Where does the word "накопителя" show up in the records? Copy every line that has it.

• Collected data:
==========
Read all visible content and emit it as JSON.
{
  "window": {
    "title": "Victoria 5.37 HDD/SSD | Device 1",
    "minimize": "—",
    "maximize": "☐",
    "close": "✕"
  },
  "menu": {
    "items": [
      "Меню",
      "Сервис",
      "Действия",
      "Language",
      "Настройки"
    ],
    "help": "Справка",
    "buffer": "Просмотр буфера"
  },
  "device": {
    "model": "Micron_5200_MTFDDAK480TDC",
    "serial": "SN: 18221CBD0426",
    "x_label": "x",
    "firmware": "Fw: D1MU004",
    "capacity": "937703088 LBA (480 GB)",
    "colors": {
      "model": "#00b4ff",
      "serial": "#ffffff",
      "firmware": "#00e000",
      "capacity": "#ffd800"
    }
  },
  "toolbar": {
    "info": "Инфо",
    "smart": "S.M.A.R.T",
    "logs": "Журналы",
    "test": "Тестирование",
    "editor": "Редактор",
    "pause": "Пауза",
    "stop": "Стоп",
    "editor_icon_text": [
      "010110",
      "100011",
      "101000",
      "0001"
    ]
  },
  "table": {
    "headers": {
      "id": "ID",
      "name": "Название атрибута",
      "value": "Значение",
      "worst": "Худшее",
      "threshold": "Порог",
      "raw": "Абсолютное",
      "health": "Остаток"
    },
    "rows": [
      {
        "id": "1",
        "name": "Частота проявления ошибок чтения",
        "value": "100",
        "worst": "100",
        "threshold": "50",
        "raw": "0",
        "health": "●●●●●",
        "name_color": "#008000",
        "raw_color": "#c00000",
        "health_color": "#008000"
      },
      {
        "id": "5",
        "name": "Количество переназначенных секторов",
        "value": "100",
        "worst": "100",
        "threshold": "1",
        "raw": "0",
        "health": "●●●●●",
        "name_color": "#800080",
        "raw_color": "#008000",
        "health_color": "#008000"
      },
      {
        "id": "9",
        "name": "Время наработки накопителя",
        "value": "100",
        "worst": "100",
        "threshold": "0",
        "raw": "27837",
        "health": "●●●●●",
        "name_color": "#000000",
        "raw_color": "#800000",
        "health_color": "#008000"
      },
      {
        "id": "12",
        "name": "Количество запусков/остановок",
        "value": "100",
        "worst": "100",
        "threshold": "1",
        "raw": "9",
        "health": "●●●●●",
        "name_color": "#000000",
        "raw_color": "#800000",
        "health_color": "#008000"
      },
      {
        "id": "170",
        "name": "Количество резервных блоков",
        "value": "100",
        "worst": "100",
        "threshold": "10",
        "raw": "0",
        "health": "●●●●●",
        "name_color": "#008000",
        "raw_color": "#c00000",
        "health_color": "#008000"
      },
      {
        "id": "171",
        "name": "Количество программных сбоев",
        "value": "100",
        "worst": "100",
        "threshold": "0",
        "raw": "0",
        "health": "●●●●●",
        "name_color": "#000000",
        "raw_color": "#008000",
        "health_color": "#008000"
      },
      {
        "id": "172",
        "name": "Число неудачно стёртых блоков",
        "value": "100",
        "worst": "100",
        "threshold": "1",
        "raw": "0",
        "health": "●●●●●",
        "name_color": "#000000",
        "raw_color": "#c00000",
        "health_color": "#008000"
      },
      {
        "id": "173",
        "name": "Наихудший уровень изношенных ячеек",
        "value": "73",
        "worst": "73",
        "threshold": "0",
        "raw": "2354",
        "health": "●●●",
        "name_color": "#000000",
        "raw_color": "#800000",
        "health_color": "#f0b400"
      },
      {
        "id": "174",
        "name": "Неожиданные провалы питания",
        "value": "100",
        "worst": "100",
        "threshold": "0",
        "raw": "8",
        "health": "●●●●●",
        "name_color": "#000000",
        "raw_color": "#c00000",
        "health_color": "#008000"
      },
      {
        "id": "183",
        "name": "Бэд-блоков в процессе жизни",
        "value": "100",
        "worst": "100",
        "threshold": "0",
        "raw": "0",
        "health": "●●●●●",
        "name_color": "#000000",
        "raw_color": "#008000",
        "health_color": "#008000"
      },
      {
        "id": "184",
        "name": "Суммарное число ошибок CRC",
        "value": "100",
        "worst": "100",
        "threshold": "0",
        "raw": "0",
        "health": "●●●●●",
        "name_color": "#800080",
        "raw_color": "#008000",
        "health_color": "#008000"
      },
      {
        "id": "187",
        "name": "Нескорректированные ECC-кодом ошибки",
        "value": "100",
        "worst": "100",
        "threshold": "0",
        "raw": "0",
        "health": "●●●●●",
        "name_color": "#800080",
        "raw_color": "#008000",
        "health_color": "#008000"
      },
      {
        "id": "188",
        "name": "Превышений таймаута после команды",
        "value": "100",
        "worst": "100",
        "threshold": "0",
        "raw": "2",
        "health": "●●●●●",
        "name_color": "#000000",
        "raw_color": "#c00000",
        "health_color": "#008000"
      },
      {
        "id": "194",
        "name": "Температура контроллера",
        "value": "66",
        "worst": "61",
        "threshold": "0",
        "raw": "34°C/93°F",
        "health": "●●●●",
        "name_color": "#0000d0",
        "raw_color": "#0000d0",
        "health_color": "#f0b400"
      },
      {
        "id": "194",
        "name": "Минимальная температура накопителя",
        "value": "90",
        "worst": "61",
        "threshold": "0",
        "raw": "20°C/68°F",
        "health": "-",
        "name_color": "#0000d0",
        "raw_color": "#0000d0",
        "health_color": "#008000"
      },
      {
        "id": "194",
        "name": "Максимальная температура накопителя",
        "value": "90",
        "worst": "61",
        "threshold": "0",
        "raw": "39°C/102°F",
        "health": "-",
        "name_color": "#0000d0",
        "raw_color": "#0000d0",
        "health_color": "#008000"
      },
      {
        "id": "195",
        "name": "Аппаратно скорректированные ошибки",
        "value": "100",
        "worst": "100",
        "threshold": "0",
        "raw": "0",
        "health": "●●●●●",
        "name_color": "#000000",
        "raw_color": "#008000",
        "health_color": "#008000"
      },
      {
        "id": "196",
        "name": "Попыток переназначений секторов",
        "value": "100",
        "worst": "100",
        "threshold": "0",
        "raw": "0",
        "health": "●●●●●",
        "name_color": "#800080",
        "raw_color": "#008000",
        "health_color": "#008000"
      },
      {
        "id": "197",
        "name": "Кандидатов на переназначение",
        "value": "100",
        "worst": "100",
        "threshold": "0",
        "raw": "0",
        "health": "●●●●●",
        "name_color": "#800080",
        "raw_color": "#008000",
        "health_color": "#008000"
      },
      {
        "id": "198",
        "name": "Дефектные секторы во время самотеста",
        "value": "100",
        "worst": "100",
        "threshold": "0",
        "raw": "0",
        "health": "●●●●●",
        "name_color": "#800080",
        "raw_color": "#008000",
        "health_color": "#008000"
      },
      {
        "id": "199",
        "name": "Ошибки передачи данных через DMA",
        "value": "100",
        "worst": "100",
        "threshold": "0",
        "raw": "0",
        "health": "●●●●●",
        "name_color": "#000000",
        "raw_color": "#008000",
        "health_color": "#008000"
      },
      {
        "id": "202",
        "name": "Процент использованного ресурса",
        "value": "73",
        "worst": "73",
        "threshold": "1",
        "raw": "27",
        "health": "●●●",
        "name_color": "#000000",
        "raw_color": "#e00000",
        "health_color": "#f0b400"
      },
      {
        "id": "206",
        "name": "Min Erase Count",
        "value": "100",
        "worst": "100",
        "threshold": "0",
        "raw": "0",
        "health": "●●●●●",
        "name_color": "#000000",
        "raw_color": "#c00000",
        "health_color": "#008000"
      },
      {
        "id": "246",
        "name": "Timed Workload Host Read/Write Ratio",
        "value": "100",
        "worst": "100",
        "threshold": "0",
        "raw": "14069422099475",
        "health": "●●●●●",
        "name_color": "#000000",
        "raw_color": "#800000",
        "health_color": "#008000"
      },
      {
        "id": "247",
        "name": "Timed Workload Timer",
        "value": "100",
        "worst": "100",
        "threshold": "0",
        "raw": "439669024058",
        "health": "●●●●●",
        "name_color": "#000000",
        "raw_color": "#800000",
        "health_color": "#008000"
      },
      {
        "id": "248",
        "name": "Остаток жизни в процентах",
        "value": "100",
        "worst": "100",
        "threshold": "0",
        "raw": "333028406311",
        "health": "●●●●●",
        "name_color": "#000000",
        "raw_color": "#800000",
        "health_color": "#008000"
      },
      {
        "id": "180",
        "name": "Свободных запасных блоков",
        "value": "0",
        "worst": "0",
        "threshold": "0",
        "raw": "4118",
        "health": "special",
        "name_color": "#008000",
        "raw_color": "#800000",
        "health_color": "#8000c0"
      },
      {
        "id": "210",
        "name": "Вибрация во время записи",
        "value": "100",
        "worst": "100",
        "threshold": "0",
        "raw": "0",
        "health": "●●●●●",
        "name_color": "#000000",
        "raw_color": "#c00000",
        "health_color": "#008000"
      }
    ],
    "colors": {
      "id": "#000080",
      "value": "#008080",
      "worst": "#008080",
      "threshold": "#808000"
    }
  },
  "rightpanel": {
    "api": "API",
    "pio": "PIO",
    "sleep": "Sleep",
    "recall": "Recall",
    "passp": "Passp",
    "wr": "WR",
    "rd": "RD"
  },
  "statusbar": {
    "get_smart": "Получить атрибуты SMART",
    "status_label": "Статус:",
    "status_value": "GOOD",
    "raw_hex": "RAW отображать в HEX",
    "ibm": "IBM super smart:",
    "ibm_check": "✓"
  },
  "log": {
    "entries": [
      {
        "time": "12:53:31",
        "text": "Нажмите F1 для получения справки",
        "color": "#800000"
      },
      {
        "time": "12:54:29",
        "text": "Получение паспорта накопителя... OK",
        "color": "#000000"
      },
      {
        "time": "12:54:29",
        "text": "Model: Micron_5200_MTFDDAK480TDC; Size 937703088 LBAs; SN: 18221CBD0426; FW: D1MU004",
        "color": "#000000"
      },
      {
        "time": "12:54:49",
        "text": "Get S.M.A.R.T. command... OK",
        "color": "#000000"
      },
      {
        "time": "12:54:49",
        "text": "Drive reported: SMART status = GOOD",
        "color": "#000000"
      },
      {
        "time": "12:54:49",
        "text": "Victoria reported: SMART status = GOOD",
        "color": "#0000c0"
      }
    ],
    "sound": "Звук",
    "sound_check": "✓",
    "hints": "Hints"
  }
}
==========
• Result of this task:
        "name": "Время наработки накопителя",
        "name": "Минимальная температура накопителя",
        "name": "Максимальная температура накопителя",
        "text": "Получение паспорта накопителя... OK",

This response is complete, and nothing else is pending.